→ **Records for this task**
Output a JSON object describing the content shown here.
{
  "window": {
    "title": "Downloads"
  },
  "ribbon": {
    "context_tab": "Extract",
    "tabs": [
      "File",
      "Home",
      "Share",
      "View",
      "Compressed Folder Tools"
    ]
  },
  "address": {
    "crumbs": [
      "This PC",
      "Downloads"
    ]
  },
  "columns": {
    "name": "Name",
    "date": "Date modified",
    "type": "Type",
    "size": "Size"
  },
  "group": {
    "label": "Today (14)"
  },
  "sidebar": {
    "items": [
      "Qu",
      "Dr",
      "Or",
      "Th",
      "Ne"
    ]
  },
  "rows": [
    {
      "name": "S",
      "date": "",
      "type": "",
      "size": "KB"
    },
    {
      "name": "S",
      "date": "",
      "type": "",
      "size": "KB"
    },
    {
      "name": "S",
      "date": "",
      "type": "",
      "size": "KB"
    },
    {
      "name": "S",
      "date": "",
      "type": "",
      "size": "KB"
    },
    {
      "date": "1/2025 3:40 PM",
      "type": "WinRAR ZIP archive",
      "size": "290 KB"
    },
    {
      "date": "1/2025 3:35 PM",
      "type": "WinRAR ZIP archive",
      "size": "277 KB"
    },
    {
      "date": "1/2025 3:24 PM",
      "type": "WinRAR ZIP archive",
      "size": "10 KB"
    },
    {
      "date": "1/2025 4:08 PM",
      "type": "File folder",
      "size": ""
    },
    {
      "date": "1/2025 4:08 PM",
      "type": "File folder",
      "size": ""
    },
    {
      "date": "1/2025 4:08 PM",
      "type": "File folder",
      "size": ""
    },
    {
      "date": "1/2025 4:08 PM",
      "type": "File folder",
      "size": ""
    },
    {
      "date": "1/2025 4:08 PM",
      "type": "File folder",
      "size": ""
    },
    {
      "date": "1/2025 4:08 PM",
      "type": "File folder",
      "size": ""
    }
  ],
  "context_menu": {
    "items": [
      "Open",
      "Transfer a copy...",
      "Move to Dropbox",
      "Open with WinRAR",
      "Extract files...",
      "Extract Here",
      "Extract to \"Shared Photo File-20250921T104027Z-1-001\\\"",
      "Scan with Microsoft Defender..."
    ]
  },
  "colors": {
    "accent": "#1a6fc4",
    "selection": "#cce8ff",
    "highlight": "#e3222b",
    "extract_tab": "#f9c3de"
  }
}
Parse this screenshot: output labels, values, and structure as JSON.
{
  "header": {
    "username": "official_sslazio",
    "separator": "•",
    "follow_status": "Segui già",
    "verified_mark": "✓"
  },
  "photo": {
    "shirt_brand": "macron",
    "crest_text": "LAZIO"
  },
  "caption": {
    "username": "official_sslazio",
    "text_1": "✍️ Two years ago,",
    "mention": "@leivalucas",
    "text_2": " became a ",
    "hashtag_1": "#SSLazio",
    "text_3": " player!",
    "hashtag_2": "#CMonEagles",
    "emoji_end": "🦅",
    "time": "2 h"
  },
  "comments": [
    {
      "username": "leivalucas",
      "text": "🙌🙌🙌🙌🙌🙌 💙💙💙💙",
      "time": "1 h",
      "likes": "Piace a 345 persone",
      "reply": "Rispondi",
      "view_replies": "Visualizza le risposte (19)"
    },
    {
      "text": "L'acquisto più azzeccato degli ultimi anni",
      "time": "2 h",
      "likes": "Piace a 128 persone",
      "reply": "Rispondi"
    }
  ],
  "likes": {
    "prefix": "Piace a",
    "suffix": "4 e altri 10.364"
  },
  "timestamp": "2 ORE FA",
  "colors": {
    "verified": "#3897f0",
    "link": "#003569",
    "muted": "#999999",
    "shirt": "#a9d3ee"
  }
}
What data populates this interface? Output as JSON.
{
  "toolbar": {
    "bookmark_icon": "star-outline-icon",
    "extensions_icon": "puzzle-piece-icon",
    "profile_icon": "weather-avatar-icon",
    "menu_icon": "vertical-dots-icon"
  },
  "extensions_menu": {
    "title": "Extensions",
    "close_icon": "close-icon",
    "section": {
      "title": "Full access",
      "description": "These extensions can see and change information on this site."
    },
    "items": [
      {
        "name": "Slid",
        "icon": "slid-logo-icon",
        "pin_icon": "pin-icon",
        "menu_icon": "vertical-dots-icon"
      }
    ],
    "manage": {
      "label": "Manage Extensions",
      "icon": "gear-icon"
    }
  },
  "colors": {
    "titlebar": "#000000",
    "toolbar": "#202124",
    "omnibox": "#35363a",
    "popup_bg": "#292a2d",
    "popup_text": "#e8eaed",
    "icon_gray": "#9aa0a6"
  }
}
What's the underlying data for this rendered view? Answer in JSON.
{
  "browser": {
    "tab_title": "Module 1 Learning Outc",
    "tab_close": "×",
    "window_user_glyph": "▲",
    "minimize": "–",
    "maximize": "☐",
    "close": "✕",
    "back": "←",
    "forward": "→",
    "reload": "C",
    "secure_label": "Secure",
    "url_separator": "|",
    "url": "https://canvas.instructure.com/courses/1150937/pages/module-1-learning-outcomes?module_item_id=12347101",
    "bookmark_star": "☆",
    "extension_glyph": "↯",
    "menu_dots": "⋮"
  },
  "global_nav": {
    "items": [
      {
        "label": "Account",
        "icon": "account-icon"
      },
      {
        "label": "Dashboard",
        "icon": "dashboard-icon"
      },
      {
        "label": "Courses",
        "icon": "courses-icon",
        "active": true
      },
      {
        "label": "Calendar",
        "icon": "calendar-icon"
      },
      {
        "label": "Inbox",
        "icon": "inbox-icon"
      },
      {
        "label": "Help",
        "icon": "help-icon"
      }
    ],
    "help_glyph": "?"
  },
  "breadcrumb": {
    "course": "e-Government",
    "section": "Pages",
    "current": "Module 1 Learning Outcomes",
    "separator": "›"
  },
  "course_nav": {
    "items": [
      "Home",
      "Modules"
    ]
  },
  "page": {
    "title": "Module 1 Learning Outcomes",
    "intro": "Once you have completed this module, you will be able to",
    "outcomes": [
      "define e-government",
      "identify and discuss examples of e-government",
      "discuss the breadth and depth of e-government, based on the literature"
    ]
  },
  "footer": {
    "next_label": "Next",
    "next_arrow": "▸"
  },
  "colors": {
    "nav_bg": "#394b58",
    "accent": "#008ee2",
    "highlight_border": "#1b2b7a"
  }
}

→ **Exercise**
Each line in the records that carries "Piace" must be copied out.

→ **Solution for this task**
      "likes": "Piace a 345 persone",
      "likes": "Piace a 128 persone",
    "prefix": "Piace a",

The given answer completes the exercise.